We alternate between phases of celebrating Nicolas Cage for his capacity for gonzo madness and disdaining him for the 14 straight-to-video movies he makes each year. We currently seem to be in the former phase. On Friday August 10th MIFF is screening a Cage-a-Thon at The Astor, an all-night Cage marathon that will feature Raising Arizona, Red Rock West, Vampire’s Kiss, The Wicker Man, Drive Angry and Con Air. There’s an awful lot of gonzo madness in that lineup.

The inspiration for this marathon is the new Cage film that will kick it off: Mandy, Panos Cosmatos’ follow-up to his psychedelic 80s throwback horror Beyond the Black Rainbow. In it, Cosmatos goes even beyond Beyond. This is a downright hallucinatory vision that feels like it stepped sideways out of time from the year in which it’s set, 1983. It’s a horror, it’s a comedy, it’s an exploitation film, and it’s Cage with a capital C – with all capital letters, really.


Our bug-eyed hero plays a lumberjack who lives in the Pacific Northwest woods with his Black Sabbath T-shirt-wearing girlfriend/wife, Mandy (Andrea Riseborough), who sports a wicked pair of those glasses women wore back when they didn’t care about looking like male teenage nerds. Their isolation takes them off the grid and gives them a much-appreciated solitude, but it also makes them vulnerable to the unholy collaboration of a van full of acid-taking hippie cultists, and a band of bikers who might have escaped from a Toxic Avenger movie. They want Mandy for purposes that cannot be good.

Cosmatos has brought every trick in the book to make this look like a forgotten exploitation flick, dug up on VHS in the cult section of the video store. It’s got gothic chapter titles that recall the typefaces used in Stranger Things. It’s got a fantastically queasy use of the colour red in its smoky skies and environments. It’s got images that leave ghostly imprints of themselves on the screen after the characters’ movements have taken them elsewhere. Some of its most frightening scenes involve horrors you can only vaguely see as shadowy shapes. It’s got grunge on its grunge.

Populating this fever dream are all the twisted psychos mentioned earlier, Cage being Cage, and a woman who makes an unshakeable impression. The cult leader (Linus Roache) wants to possess Mandy because of a single moment passing her on a path while she’s walking and he’s riding in the back of the van. Their eyes lock, and her stare is so penetrating that it rocks his world. Riseborough is a very pretty actress, but Cosmatos has made her so gaunt and unnerving that she takes on a freakish quality. The camera focuses on her eyes so intently that you almost expect her head to collapse under the weight of them.

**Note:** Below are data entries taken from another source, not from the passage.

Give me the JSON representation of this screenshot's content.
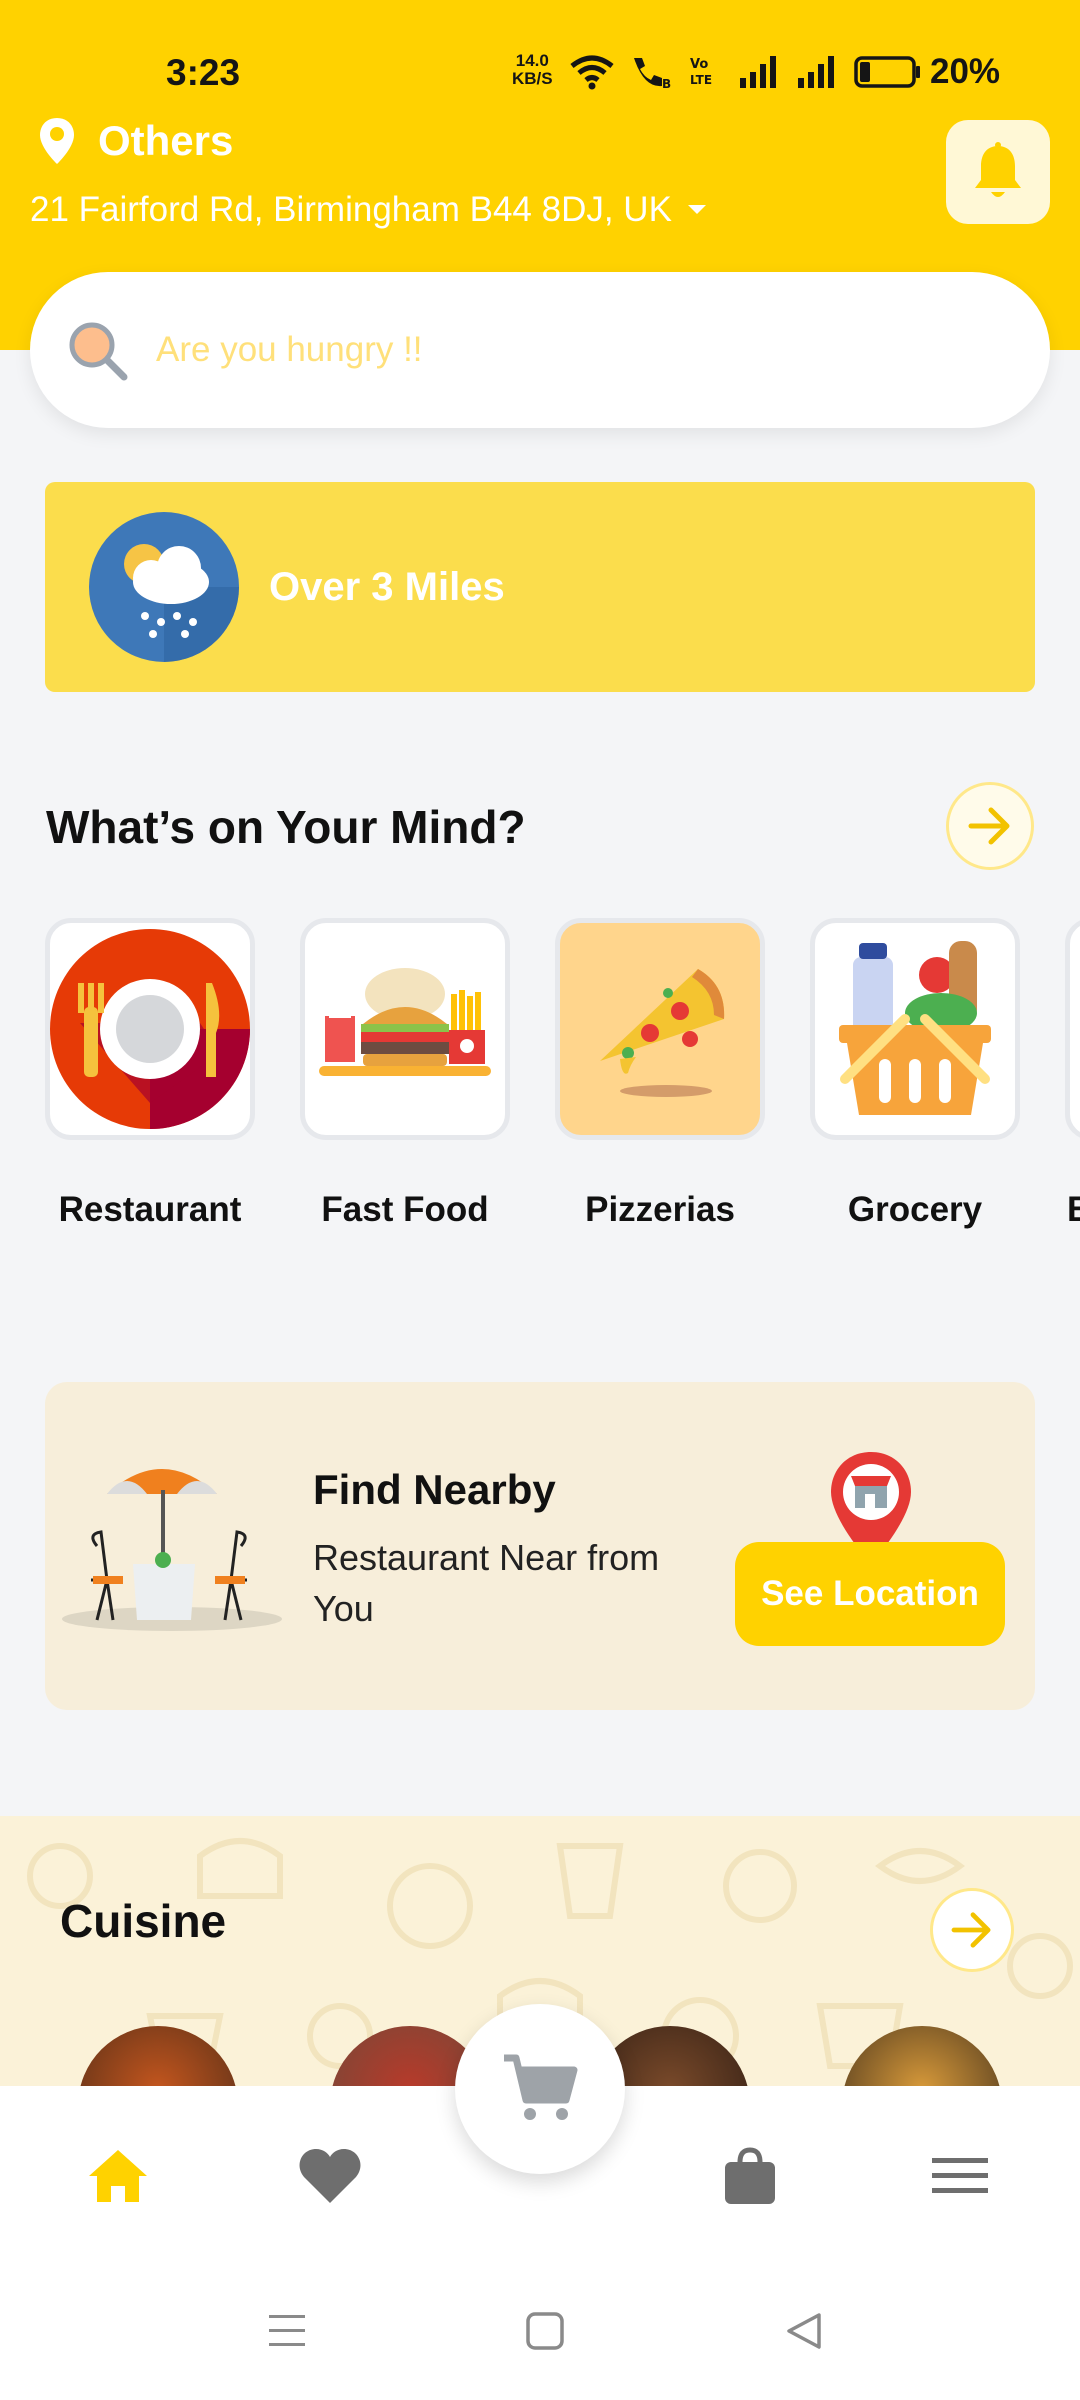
{
  "status_bar": {
    "time": "3:23",
    "speed_value": "14.0",
    "speed_unit": "KB/S",
    "battery": "20%"
  },
  "header": {
    "location_label": "Others",
    "address": "21 Fairford Rd, Birmingham B44 8DJ, UK",
    "icons": [
      "location-pin-icon",
      "chevron-down-icon",
      "bell-icon"
    ]
  },
  "search": {
    "placeholder": "Are you hungry !!"
  },
  "weather": {
    "label": "Over 3 Miles"
  },
  "categories_section": {
    "title": "What’s on Your Mind?",
    "items": [
      {
        "label": "Restaurant"
      },
      {
        "label": "Fast Food"
      },
      {
        "label": "Pizzerias"
      },
      {
        "label": "Grocery"
      },
      {
        "label": "B"
      }
    ]
  },
  "nearby": {
    "title": "Find Nearby",
    "subtitle": "Restaurant Near from You",
    "button_label": "See Location"
  },
  "cuisine": {
    "title": "Cuisine"
  },
  "bottom_nav": {
    "items": [
      "home-icon",
      "heart-icon",
      "cart-icon",
      "bag-icon",
      "menu-icon"
    ],
    "active": "home-icon"
  },
  "colors": {
    "brand_yellow": "#FFD200",
    "banner_yellow": "#FBDD4C",
    "card_cream": "#F7EEDA"
  }
}
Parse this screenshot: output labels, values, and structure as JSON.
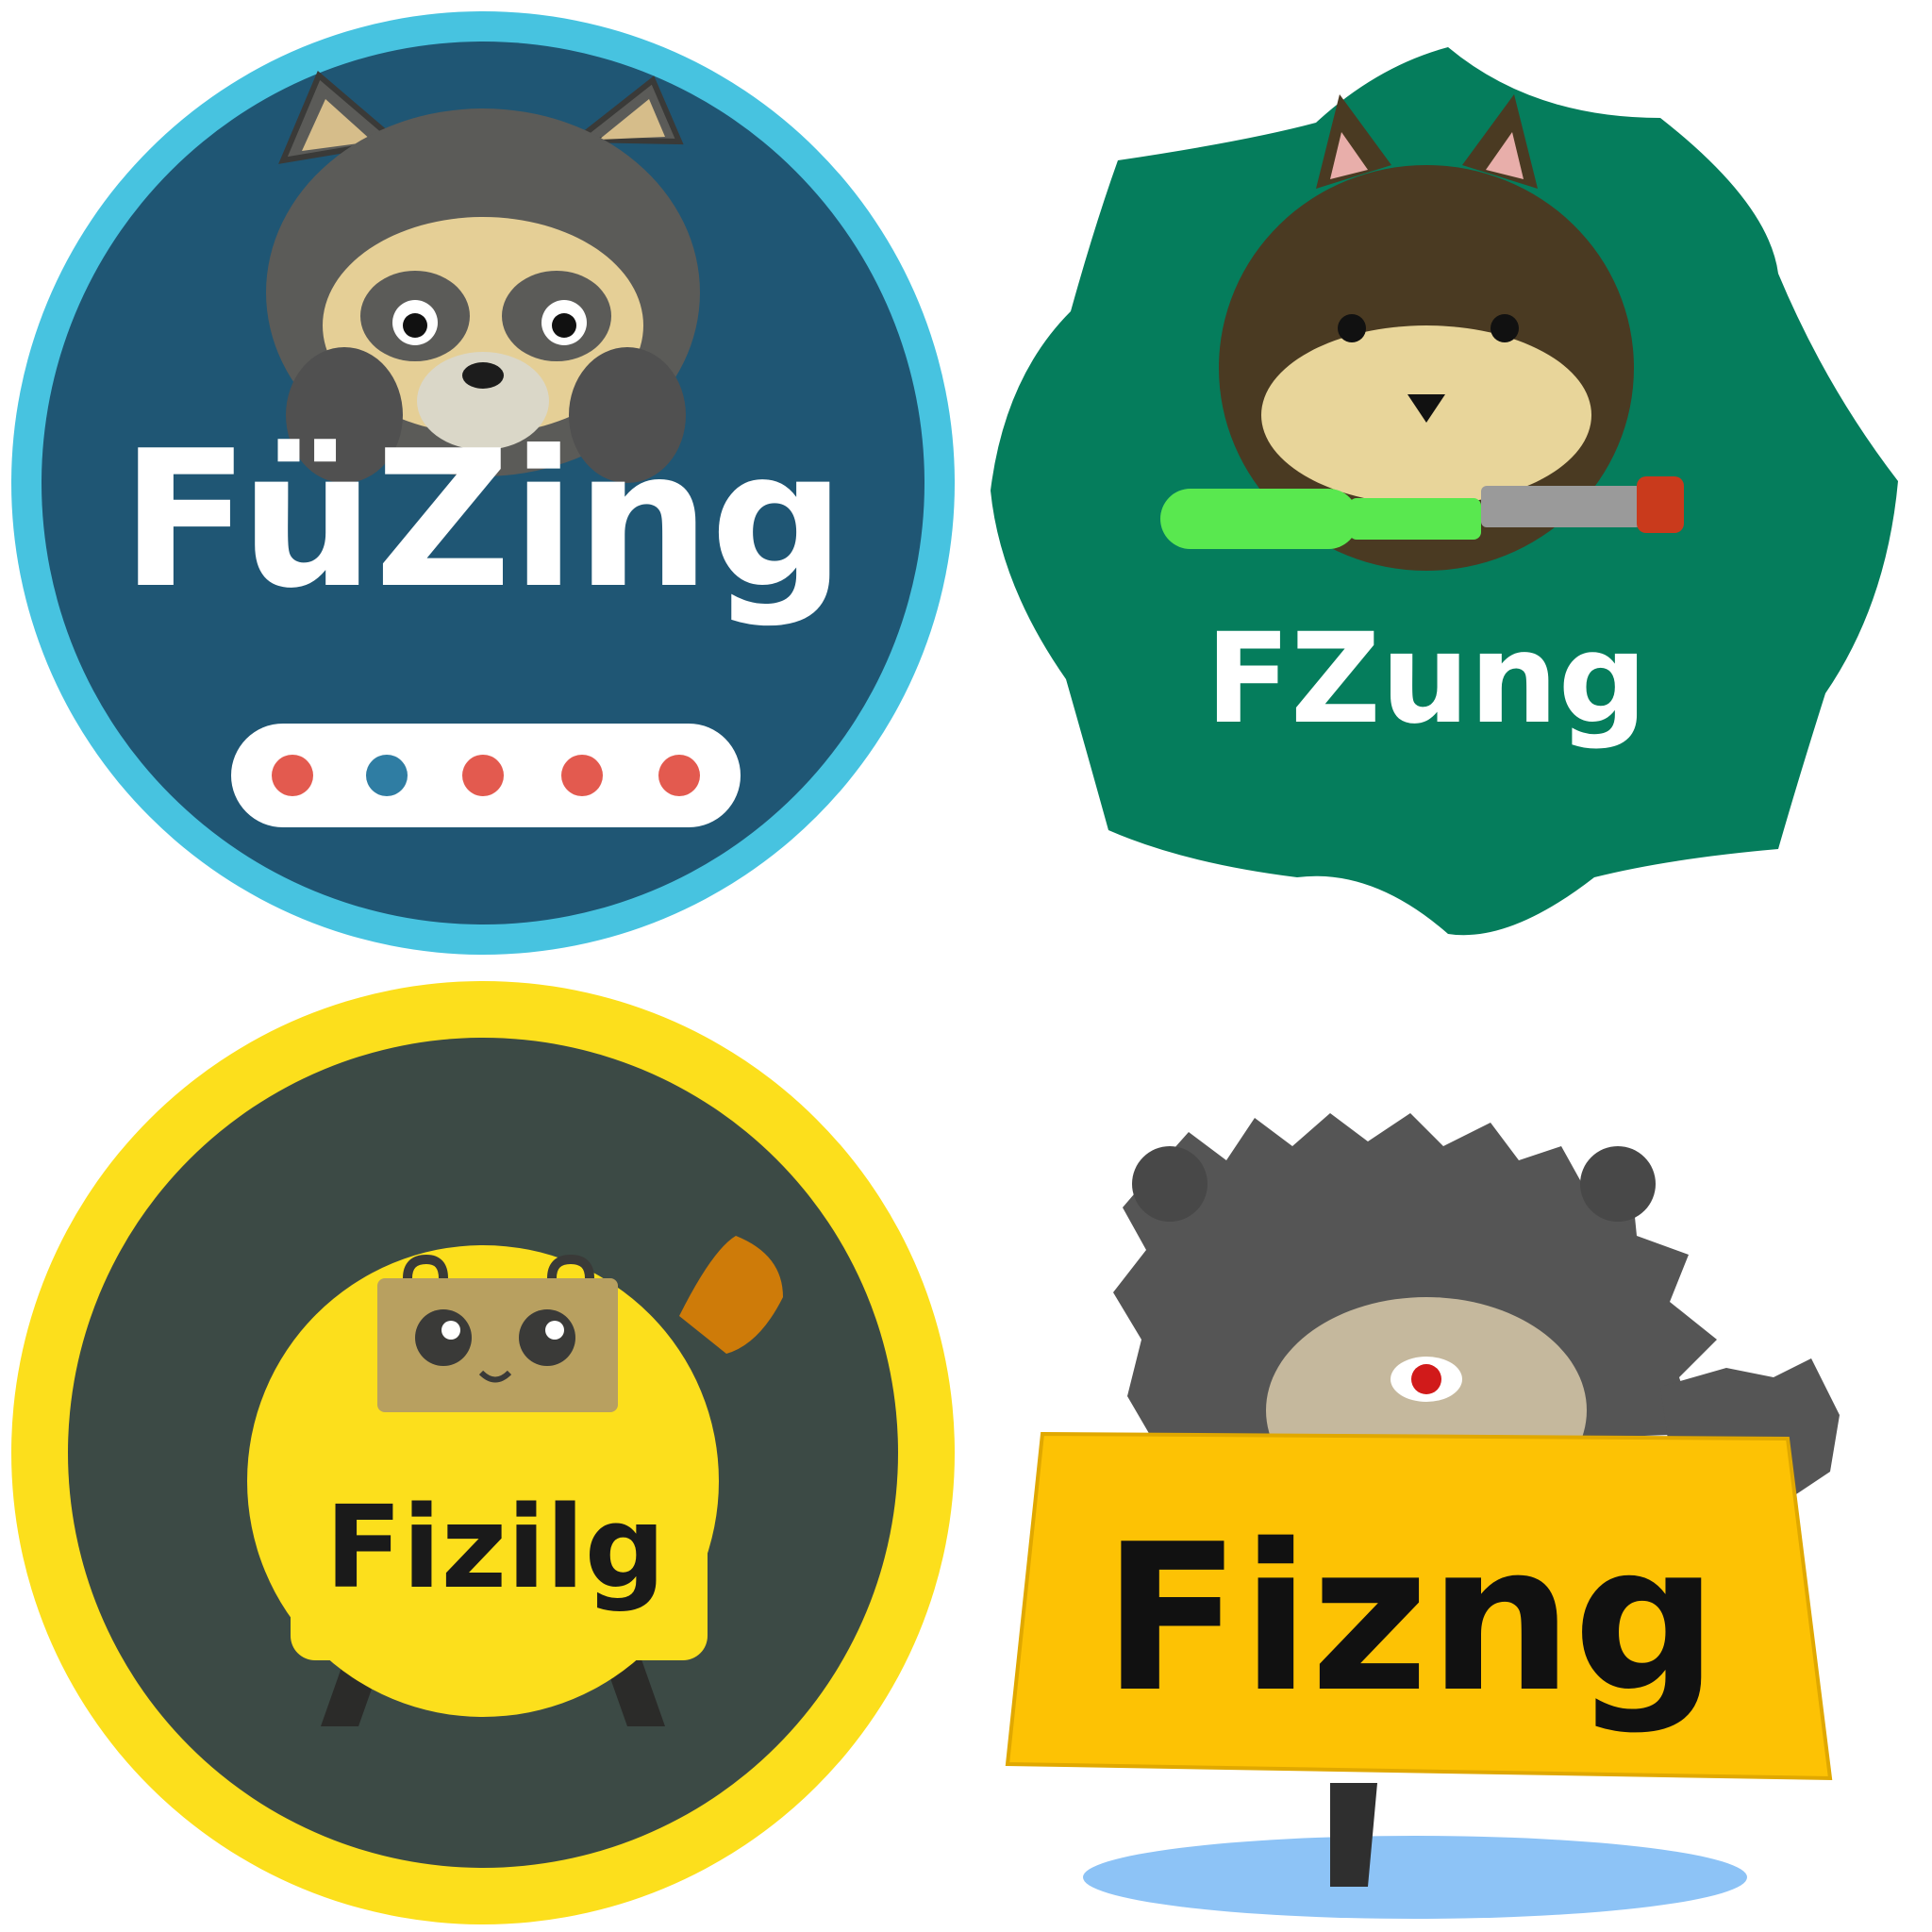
{
  "badges": [
    {
      "text": "FüZing",
      "style": "blue circle",
      "colors": {
        "ring": "#47c3e0",
        "fill": "#1f5674",
        "text": "#ffffff",
        "dot_red": "#e35a4f",
        "dot_blue": "#2f7da3"
      },
      "indicator_dots": [
        "red",
        "blue",
        "red",
        "red",
        "red"
      ]
    },
    {
      "text": "FZung",
      "style": "green scalloped badge",
      "colors": {
        "fill": "#057d5c",
        "text": "#ffffff",
        "tool": "#59e84f"
      }
    },
    {
      "text": "Fizilg",
      "style": "yellow circle",
      "colors": {
        "ring": "#fcdf1c",
        "fill": "#3c4a45",
        "text": "#1a1a1a"
      }
    },
    {
      "text": "Fizng",
      "style": "yellow sign",
      "colors": {
        "sign": "#fdc204",
        "text": "#111111",
        "shadow": "#8dc3f6"
      }
    }
  ]
}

The film also unleashes the lunacy that is Nicolas Cage, assisted by a multi-pronged axe-sword hybrid that he smelts himself. As much as Cosmatos takes his inspiration from the same grindhouse movies that Quentin Tarantino loves, he’s also indulging in the type of horned beast mythology that adorns the covers of heavy metal albums and fantasy novels.


Mandy, in fact, reads one such novel in this film. As reality swims in and out of focus, these craggy landscapes seem to jut into existence. The more unhinged Cage gets, the better he fits into this landscape, and the more he himself resembles the biker who pursued H.I. McDunnough in Raising Arizona 31 years ago.

You could get a really tight 90 minutes out of the 120 minutes of Mandy, but when the flab is this deliriously constructed and passionately imagined, it’s hard to be too critical of it. Mandy is bonkers. Just enjoy.

8 / 10